Output the listing verbatim, leaving out every picture.

:: Data supplied

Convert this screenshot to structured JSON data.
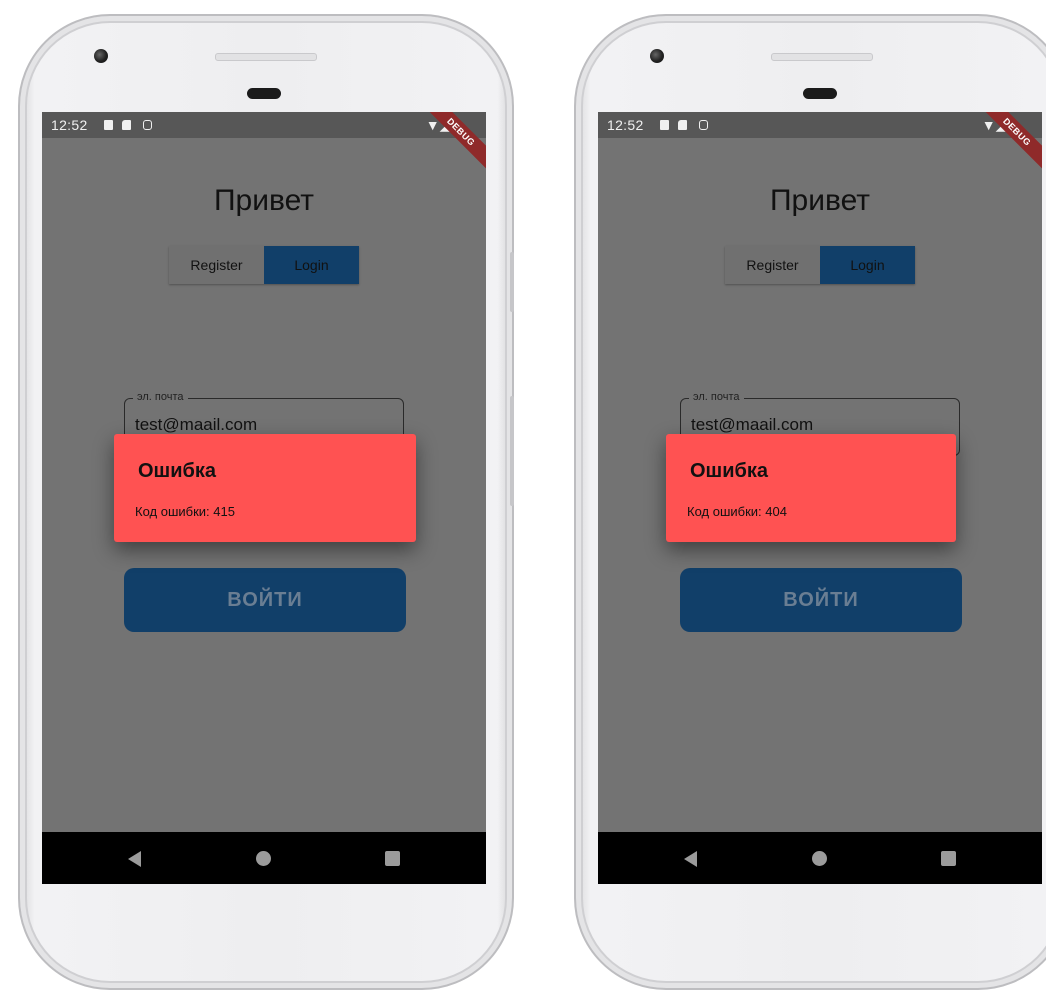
{
  "phones": [
    {
      "status": {
        "time": "12:52",
        "right_icons": "▼◢ ▮",
        "debug_banner": "DEBUG"
      },
      "greeting": "Привет",
      "toggle": {
        "register": "Register",
        "login": "Login"
      },
      "email": {
        "label": "эл. почта",
        "value": "test@maail.com"
      },
      "submit": "ВОЙТИ",
      "dialog": {
        "title": "Ошибка",
        "message": "Код ошибки: 415"
      }
    },
    {
      "status": {
        "time": "12:52",
        "right_icons": "▼◢ ▮",
        "debug_banner": "DEBUG"
      },
      "greeting": "Привет",
      "toggle": {
        "register": "Register",
        "login": "Login"
      },
      "email": {
        "label": "эл. почта",
        "value": "test@maail.com"
      },
      "submit": "ВОЙТИ",
      "dialog": {
        "title": "Ошибка",
        "message": "Код ошибки: 404"
      }
    }
  ],
  "colors": {
    "screen_overlay": "#737373",
    "dialog_bg": "#ff5252",
    "primary_button": "#113f69",
    "statusbar": "#575757",
    "navbar": "#000000"
  }
}
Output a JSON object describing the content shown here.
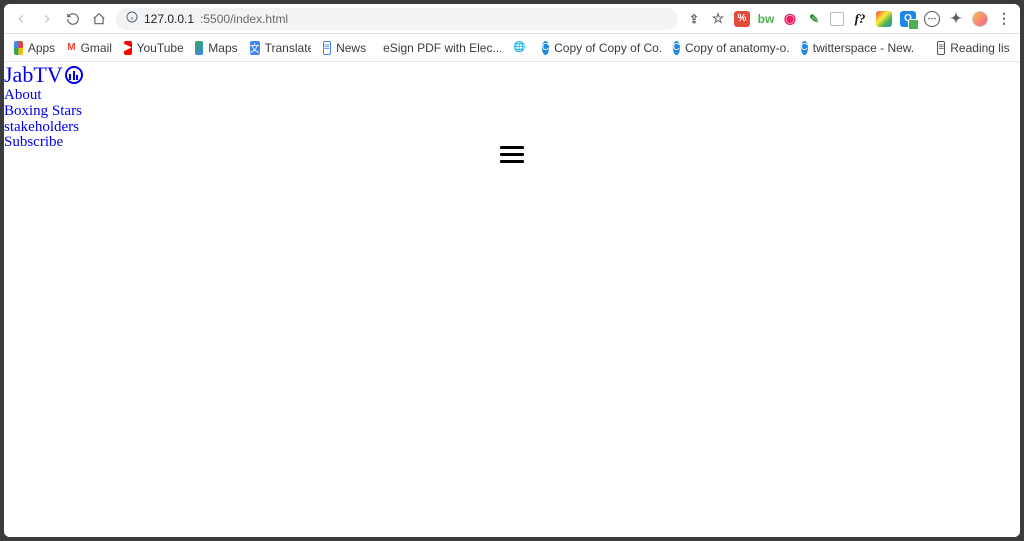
{
  "browser": {
    "url_host": "127.0.0.1",
    "url_port_path": ":5500/index.html"
  },
  "extensions": {
    "f_label": "f?"
  },
  "bookmarks": {
    "items": [
      {
        "label": "Apps",
        "favicon": "grid"
      },
      {
        "label": "Gmail",
        "favicon": "gmail"
      },
      {
        "label": "YouTube",
        "favicon": "youtube"
      },
      {
        "label": "Maps",
        "favicon": "maps"
      },
      {
        "label": "Translate",
        "favicon": "translate"
      },
      {
        "label": "News",
        "favicon": "news"
      },
      {
        "label": "eSign PDF with Elec...",
        "favicon": "esign"
      },
      {
        "label": "",
        "favicon": "globe"
      },
      {
        "label": "Copy of Copy of Co...",
        "favicon": "c-blue"
      },
      {
        "label": "Copy of anatomy-o...",
        "favicon": "c-blue"
      },
      {
        "label": "twitterspace - New...",
        "favicon": "c-blue"
      }
    ],
    "reading_list": "Reading list"
  },
  "page": {
    "brand": "JabTV",
    "nav": [
      "About",
      "Boxing Stars",
      "stakeholders",
      "Subscribe"
    ]
  }
}
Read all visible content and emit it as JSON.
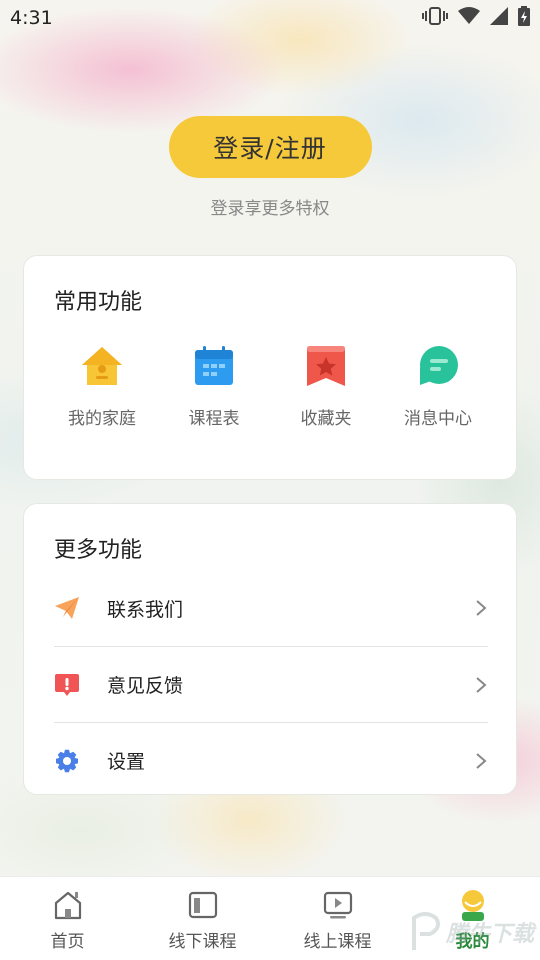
{
  "status_bar": {
    "time": "4:31",
    "icons": [
      "vibrate-icon",
      "wifi-icon",
      "signal-icon",
      "battery-icon"
    ]
  },
  "login": {
    "button_label": "登录/注册",
    "subtitle": "登录享更多特权"
  },
  "common_functions": {
    "title": "常用功能",
    "items": [
      {
        "label": "我的家庭",
        "icon": "home-icon",
        "color": "#f8c537"
      },
      {
        "label": "课程表",
        "icon": "calendar-icon",
        "color": "#2d9cf0"
      },
      {
        "label": "收藏夹",
        "icon": "bookmark-star-icon",
        "color": "#f0574b"
      },
      {
        "label": "消息中心",
        "icon": "message-icon",
        "color": "#29c39b"
      }
    ]
  },
  "more_functions": {
    "title": "更多功能",
    "items": [
      {
        "label": "联系我们",
        "icon": "paper-plane-icon",
        "color": "#f7a35c"
      },
      {
        "label": "意见反馈",
        "icon": "feedback-alert-icon",
        "color": "#f05454"
      },
      {
        "label": "设置",
        "icon": "gear-icon",
        "color": "#4a7fe8"
      }
    ]
  },
  "tabbar": {
    "items": [
      {
        "label": "首页",
        "icon": "home-outline-icon",
        "active": false
      },
      {
        "label": "线下课程",
        "icon": "offline-course-icon",
        "active": false
      },
      {
        "label": "线上课程",
        "icon": "online-course-icon",
        "active": false
      },
      {
        "label": "我的",
        "icon": "profile-avatar-icon",
        "active": true
      }
    ]
  },
  "colors": {
    "accent": "#f6c93b",
    "active_tab": "#2a8a3a"
  },
  "watermark": {
    "text": "腾牛下载"
  }
}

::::

--- Result for this task ---
Convert this screenshot to structured JSON data.
{
  "phones": [
    {
      "status": {
        "time": "12:52",
        "right_icons": "▼◢ ▮",
        "debug_banner": "DEBUG"
      },
      "greeting": "Привет",
      "toggle": {
        "register": "Register",
        "login": "Login"
      },
      "email": {
        "label": "эл. почта",
        "value": "test@maail.com"
      },
      "submit": "ВОЙТИ",
      "dialog": {
        "title": "Ошибка",
        "message": "Код ошибки: 415"
      }
    },
    {
      "status": {
        "time": "12:52",
        "right_icons": "▼◢ ▮",
        "debug_banner": "DEBUG"
      },
      "greeting": "Привет",
      "toggle": {
        "register": "Register",
        "login": "Login"
      },
      "email": {
        "label": "эл. почта",
        "value": "test@maail.com"
      },
      "submit": "ВОЙТИ",
      "dialog": {
        "title": "Ошибка",
        "message": "Код ошибки: 404"
      }
    }
  ],
  "colors": {
    "screen_overlay": "#737373",
    "dialog_bg": "#ff5252",
    "primary_button": "#113f69",
    "statusbar": "#575757",
    "navbar": "#000000"
  }
}
Output a JSON object describing the content shown here.
{
  "browser": {
    "url_host": "127.0.0.1",
    "url_port_path": ":5500/index.html"
  },
  "extensions": {
    "f_label": "f?"
  },
  "bookmarks": {
    "items": [
      {
        "label": "Apps",
        "favicon": "grid"
      },
      {
        "label": "Gmail",
        "favicon": "gmail"
      },
      {
        "label": "YouTube",
        "favicon": "youtube"
      },
      {
        "label": "Maps",
        "favicon": "maps"
      },
      {
        "label": "Translate",
        "favicon": "translate"
      },
      {
        "label": "News",
        "favicon": "news"
      },
      {
        "label": "eSign PDF with Elec...",
        "favicon": "esign"
      },
      {
        "label": "",
        "favicon": "globe"
      },
      {
        "label": "Copy of Copy of Co...",
        "favicon": "c-blue"
      },
      {
        "label": "Copy of anatomy-o...",
        "favicon": "c-blue"
      },
      {
        "label": "twitterspace - New...",
        "favicon": "c-blue"
      }
    ],
    "reading_list": "Reading list"
  },
  "page": {
    "brand": "JabTV",
    "nav": [
      "About",
      "Boxing Stars",
      "stakeholders",
      "Subscribe"
    ]
  }
}
Read all visible content and emit it as JSON.
{
  "status_bar": {
    "time": "4:31",
    "icons": [
      "vibrate-icon",
      "wifi-icon",
      "signal-icon",
      "battery-icon"
    ]
  },
  "login": {
    "button_label": "登录/注册",
    "subtitle": "登录享更多特权"
  },
  "common_functions": {
    "title": "常用功能",
    "items": [
      {
        "label": "我的家庭",
        "icon": "home-icon",
        "color": "#f8c537"
      },
      {
        "label": "课程表",
        "icon": "calendar-icon",
        "color": "#2d9cf0"
      },
      {
        "label": "收藏夹",
        "icon": "bookmark-star-icon",
        "color": "#f0574b"
      },
      {
        "label": "消息中心",
        "icon": "message-icon",
        "color": "#29c39b"
      }
    ]
  },
  "more_functions": {
    "title": "更多功能",
    "items": [
      {
        "label": "联系我们",
        "icon": "paper-plane-icon",
        "color": "#f7a35c"
      },
      {
        "label": "意见反馈",
        "icon": "feedback-alert-icon",
        "color": "#f05454"
      },
      {
        "label": "设置",
        "icon": "gear-icon",
        "color": "#4a7fe8"
      }
    ]
  },
  "tabbar": {
    "items": [
      {
        "label": "首页",
        "icon": "home-outline-icon",
        "active": false
      },
      {
        "label": "线下课程",
        "icon": "offline-course-icon",
        "active": false
      },
      {
        "label": "线上课程",
        "icon": "online-course-icon",
        "active": false
      },
      {
        "label": "我的",
        "icon": "profile-avatar-icon",
        "active": true
      }
    ]
  },
  "colors": {
    "accent": "#f6c93b",
    "active_tab": "#2a8a3a"
  },
  "watermark": {
    "text": "腾牛下载"
  }
}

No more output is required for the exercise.